+++ Source records
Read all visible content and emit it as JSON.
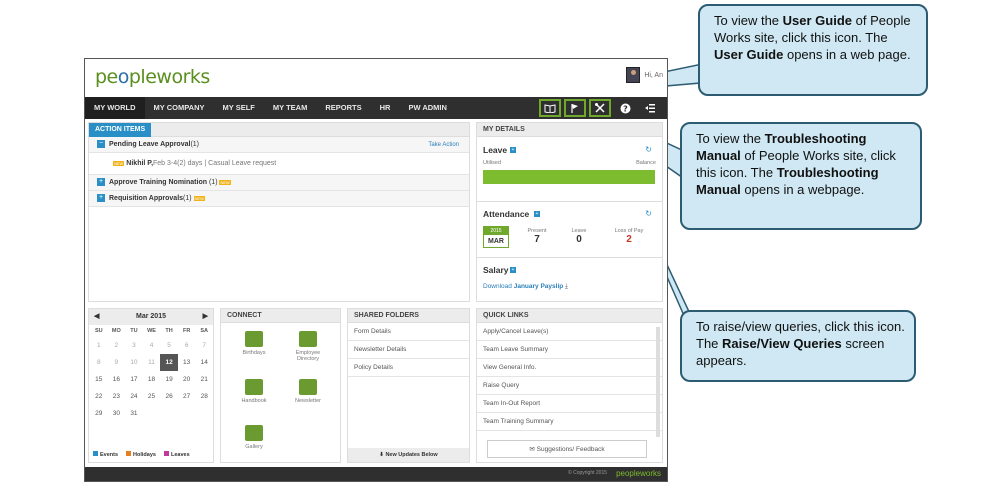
{
  "app": {
    "logo_part1": "pe",
    "logo_o": "o",
    "logo_part2": "ple",
    "logo_part3": "works",
    "user_greeting": "Hi, An"
  },
  "nav": {
    "items": [
      "MY WORLD",
      "MY COMPANY",
      "MY SELF",
      "MY TEAM",
      "REPORTS",
      "HR",
      "PW ADMIN"
    ],
    "active": "MY WORLD",
    "icons": [
      "user-guide-icon",
      "troubleshooting-manual-icon",
      "raise-queries-icon",
      "help-icon",
      "menu-icon"
    ]
  },
  "action_items": {
    "tab": "ACTION ITEMS",
    "pending_leave": "Pending Leave Approval",
    "pending_leave_count": "(1)",
    "take_action": "Take Action",
    "request_name": "Nikhil P,",
    "request_detail": "Feb 3-4(2) days | Casual Leave request",
    "approve_training": "Approve Training Nomination",
    "approve_training_count": "(1)",
    "requisition": "Requisition Approvals",
    "requisition_count": "(1)",
    "new_badge": "NEW"
  },
  "my_details": {
    "header": "MY DETAILS",
    "leave_title": "Leave",
    "utilised": "Utilised",
    "balance": "Balance",
    "attendance_title": "Attendance",
    "year": "2015",
    "month": "MAR",
    "present_label": "Present",
    "present_value": "7",
    "leave_label": "Leave",
    "leave_value": "0",
    "lop_label": "Loss of Pay",
    "lop_value": "2",
    "salary_title": "Salary",
    "download_text": "Download",
    "payslip_link": "January Payslip"
  },
  "calendar": {
    "title": "Mar 2015",
    "days": [
      "SU",
      "MO",
      "TU",
      "WE",
      "TH",
      "FR",
      "SA"
    ],
    "weeks": [
      [
        "1",
        "2",
        "3",
        "4",
        "5",
        "6",
        "7"
      ],
      [
        "8",
        "9",
        "10",
        "11",
        "12",
        "13",
        "14"
      ],
      [
        "15",
        "16",
        "17",
        "18",
        "19",
        "20",
        "21"
      ],
      [
        "22",
        "23",
        "24",
        "25",
        "26",
        "27",
        "28"
      ],
      [
        "29",
        "30",
        "31",
        "",
        "",
        "",
        ""
      ]
    ],
    "today": "12",
    "legend_events": "Events",
    "legend_holidays": "Holidays",
    "legend_leaves": "Leaves"
  },
  "connect": {
    "header": "CONNECT",
    "birthdays": "Birthdays",
    "employee_directory_1": "Employee",
    "employee_directory_2": "Directory",
    "handbook": "Handbook",
    "newsletter": "Newsletter",
    "gallery": "Gallery"
  },
  "shared_folders": {
    "header": "SHARED FOLDERS",
    "items": [
      "Form Details",
      "Newsletter Details",
      "Policy Details"
    ],
    "updates": "New Updates Below"
  },
  "quick_links": {
    "header": "QUICK LINKS",
    "items": [
      "Apply/Cancel Leave(s)",
      "Team Leave Summary",
      "View General Info.",
      "Raise Query",
      "Team In-Out Report",
      "Team Training Summary"
    ],
    "suggestions": "Suggestions/ Feedback"
  },
  "footer": {
    "copyright": "© Copyright 2015",
    "logo": "peopleworks"
  },
  "callouts": {
    "guide_1": "To view the ",
    "guide_b1": "User Guide",
    "guide_2": " of People Works site, click this icon. The ",
    "guide_b2": "User Guide",
    "guide_3": " opens in a web page.",
    "trouble_1": "To view the ",
    "trouble_b1": "Troubleshooting Manual",
    "trouble_2": " of People Works site, click this icon. The ",
    "trouble_b2": "Troubleshooting Manual",
    "trouble_3": " opens in a webpage.",
    "raise_1": "To raise/view queries, click this icon. The ",
    "raise_b1": "Raise/View Queries",
    "raise_2": " screen appears."
  },
  "colors": {
    "accent_green": "#6fa82a",
    "accent_blue": "#2a8fc7",
    "nav_bg": "#2f2f2f",
    "callout_bg": "#cfe8f3",
    "callout_border": "#2d5c72",
    "lop_red": "#c0392b"
  }
}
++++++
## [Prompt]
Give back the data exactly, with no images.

## [Solution to the problem]
Read all visible content and emit it as JSON.
{
  "app": {
    "logo_part1": "pe",
    "logo_o": "o",
    "logo_part2": "ple",
    "logo_part3": "works",
    "user_greeting": "Hi, An"
  },
  "nav": {
    "items": [
      "MY WORLD",
      "MY COMPANY",
      "MY SELF",
      "MY TEAM",
      "REPORTS",
      "HR",
      "PW ADMIN"
    ],
    "active": "MY WORLD",
    "icons": [
      "user-guide-icon",
      "troubleshooting-manual-icon",
      "raise-queries-icon",
      "help-icon",
      "menu-icon"
    ]
  },
  "action_items": {
    "tab": "ACTION ITEMS",
    "pending_leave": "Pending Leave Approval",
    "pending_leave_count": "(1)",
    "take_action": "Take Action",
    "request_name": "Nikhil P,",
    "request_detail": "Feb 3-4(2) days | Casual Leave request",
    "approve_training": "Approve Training Nomination",
    "approve_training_count": "(1)",
    "requisition": "Requisition Approvals",
    "requisition_count": "(1)",
    "new_badge": "NEW"
  },
  "my_details": {
    "header": "MY DETAILS",
    "leave_title": "Leave",
    "utilised": "Utilised",
    "balance": "Balance",
    "attendance_title": "Attendance",
    "year": "2015",
    "month": "MAR",
    "present_label": "Present",
    "present_value": "7",
    "leave_label": "Leave",
    "leave_value": "0",
    "lop_label": "Loss of Pay",
    "lop_value": "2",
    "salary_title": "Salary",
    "download_text": "Download",
    "payslip_link": "January Payslip"
  },
  "calendar": {
    "title": "Mar 2015",
    "days": [
      "SU",
      "MO",
      "TU",
      "WE",
      "TH",
      "FR",
      "SA"
    ],
    "weeks": [
      [
        "1",
        "2",
        "3",
        "4",
        "5",
        "6",
        "7"
      ],
      [
        "8",
        "9",
        "10",
        "11",
        "12",
        "13",
        "14"
      ],
      [
        "15",
        "16",
        "17",
        "18",
        "19",
        "20",
        "21"
      ],
      [
        "22",
        "23",
        "24",
        "25",
        "26",
        "27",
        "28"
      ],
      [
        "29",
        "30",
        "31",
        "",
        "",
        "",
        ""
      ]
    ],
    "today": "12",
    "legend_events": "Events",
    "legend_holidays": "Holidays",
    "legend_leaves": "Leaves"
  },
  "connect": {
    "header": "CONNECT",
    "birthdays": "Birthdays",
    "employee_directory_1": "Employee",
    "employee_directory_2": "Directory",
    "handbook": "Handbook",
    "newsletter": "Newsletter",
    "gallery": "Gallery"
  },
  "shared_folders": {
    "header": "SHARED FOLDERS",
    "items": [
      "Form Details",
      "Newsletter Details",
      "Policy Details"
    ],
    "updates": "New Updates Below"
  },
  "quick_links": {
    "header": "QUICK LINKS",
    "items": [
      "Apply/Cancel Leave(s)",
      "Team Leave Summary",
      "View General Info.",
      "Raise Query",
      "Team In-Out Report",
      "Team Training Summary"
    ],
    "suggestions": "Suggestions/ Feedback"
  },
  "footer": {
    "copyright": "© Copyright 2015",
    "logo": "peopleworks"
  },
  "callouts": {
    "guide_1": "To view the ",
    "guide_b1": "User Guide",
    "guide_2": " of People Works site, click this icon. The ",
    "guide_b2": "User Guide",
    "guide_3": " opens in a web page.",
    "trouble_1": "To view the ",
    "trouble_b1": "Troubleshooting Manual",
    "trouble_2": " of People Works site, click this icon. The ",
    "trouble_b2": "Troubleshooting Manual",
    "trouble_3": " opens in a webpage.",
    "raise_1": "To raise/view queries, click this icon. The ",
    "raise_b1": "Raise/View Queries",
    "raise_2": " screen appears."
  },
  "colors": {
    "accent_green": "#6fa82a",
    "accent_blue": "#2a8fc7",
    "nav_bg": "#2f2f2f",
    "callout_bg": "#cfe8f3",
    "callout_border": "#2d5c72",
    "lop_red": "#c0392b"
  }
}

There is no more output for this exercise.